Work In Progress / 25 September 2018

Realtime Car Commercial Blog, Part 2. R&D

Hello everyone, welcome back to my blog! 

After getting our concept approved by our mentors, we decided to start working on research on the Composure feature in Unreal Engine 4. We went out and shoot a live action footage on top of our school garage to test out pipeline. We took a spherical photo of a chrome ball and converted it into a latlong format using Nuke.

In addition, we also exported a camera tracking data out of the footage we took at that time. It took us awhile to get the tracking data to work in Unreal Engine 4 as composure works fairly different than the usual sequencer pipeline. 

In the end, we found out that the lack of information regarding the camera height, lens distortion, and exposure really affects how Unreal Engine composite the scene.

Moving on to shading R&D, I gathered a few references for the Ferrari F40. I decided to use videos as my main reference as car paint reflections are hard to capture in still frames. One of the more interesting information about the F40 is the high normal frequency detail on the car paint surface, as you can see on the images below :
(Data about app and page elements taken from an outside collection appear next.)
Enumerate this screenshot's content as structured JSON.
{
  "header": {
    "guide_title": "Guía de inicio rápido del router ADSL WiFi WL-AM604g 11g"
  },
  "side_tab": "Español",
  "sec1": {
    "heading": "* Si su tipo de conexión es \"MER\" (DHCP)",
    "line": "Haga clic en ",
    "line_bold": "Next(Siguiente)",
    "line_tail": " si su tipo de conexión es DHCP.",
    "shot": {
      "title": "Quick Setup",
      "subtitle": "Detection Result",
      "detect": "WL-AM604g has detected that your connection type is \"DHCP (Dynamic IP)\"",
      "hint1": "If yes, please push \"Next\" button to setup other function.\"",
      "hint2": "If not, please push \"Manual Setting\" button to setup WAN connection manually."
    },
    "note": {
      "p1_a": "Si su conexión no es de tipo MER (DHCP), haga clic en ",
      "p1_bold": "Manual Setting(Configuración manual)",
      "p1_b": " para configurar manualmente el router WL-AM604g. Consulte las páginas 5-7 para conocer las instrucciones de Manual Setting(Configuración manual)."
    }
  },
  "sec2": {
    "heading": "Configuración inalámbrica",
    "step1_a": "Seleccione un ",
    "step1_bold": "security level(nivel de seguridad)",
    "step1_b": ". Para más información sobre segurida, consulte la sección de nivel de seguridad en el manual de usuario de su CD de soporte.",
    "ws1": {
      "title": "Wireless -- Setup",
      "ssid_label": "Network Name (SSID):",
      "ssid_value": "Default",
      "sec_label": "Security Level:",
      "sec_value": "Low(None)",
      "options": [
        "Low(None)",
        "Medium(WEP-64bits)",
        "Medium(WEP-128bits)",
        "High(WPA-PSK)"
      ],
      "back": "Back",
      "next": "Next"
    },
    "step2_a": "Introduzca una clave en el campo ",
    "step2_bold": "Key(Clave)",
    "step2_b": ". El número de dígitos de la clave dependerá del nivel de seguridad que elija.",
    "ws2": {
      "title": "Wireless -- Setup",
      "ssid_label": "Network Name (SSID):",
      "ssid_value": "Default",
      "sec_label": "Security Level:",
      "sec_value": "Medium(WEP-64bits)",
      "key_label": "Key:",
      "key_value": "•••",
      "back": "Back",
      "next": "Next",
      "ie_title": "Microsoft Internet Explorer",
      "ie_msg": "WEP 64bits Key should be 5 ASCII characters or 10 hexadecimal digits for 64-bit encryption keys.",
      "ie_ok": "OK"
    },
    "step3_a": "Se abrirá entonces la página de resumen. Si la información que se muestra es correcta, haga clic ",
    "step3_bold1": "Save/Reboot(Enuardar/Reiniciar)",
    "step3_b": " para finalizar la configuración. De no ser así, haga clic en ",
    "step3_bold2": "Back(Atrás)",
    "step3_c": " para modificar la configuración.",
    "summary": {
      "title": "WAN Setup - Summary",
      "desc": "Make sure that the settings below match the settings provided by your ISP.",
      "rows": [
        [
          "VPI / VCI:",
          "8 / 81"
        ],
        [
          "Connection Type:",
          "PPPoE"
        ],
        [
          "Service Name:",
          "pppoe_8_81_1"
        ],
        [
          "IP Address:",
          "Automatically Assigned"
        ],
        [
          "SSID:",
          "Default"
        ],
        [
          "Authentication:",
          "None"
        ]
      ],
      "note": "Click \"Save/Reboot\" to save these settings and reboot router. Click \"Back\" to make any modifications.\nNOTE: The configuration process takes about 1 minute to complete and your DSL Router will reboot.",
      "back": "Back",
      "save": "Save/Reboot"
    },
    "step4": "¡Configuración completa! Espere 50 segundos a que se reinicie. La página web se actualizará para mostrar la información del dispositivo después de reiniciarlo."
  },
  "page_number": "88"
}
The second most important research I did was how the lights reacts in the real world. I found a good cinematic video that shows this. The tail lights on the F40 bounce pretty clear especially at night, this is due to the fact that it is located much closer to the ground. The head lights also shows an interesting feature, it has a wide profile while not letting it's base over exposed. This detail will definitely be a hard thing to recreate in real time.

Last, but not least, I also gathered some references regarding the engine and interior. Believed as Enzo Ferrari's last produced supercar, the F40 is not built for luxury. The interior has a minimal treatment, showing only a limited amount of materials. This contrasts the engine behind the car, which shows a good amount of material separation.

With all the references gathered, I decided to move on and prepared the model to be used. I created 46 Material IDs and Unwrapped them using the tri-planar UV projection in Maya over the weekend, because I know the challenges of rendering a photo-realistic car in real time. I learned the importance of having a good material separation and subtle texture details in cars from my mentors back when I was interning at Turn 10 (Forza).

 Okay, that's it for the update this week. See you next time!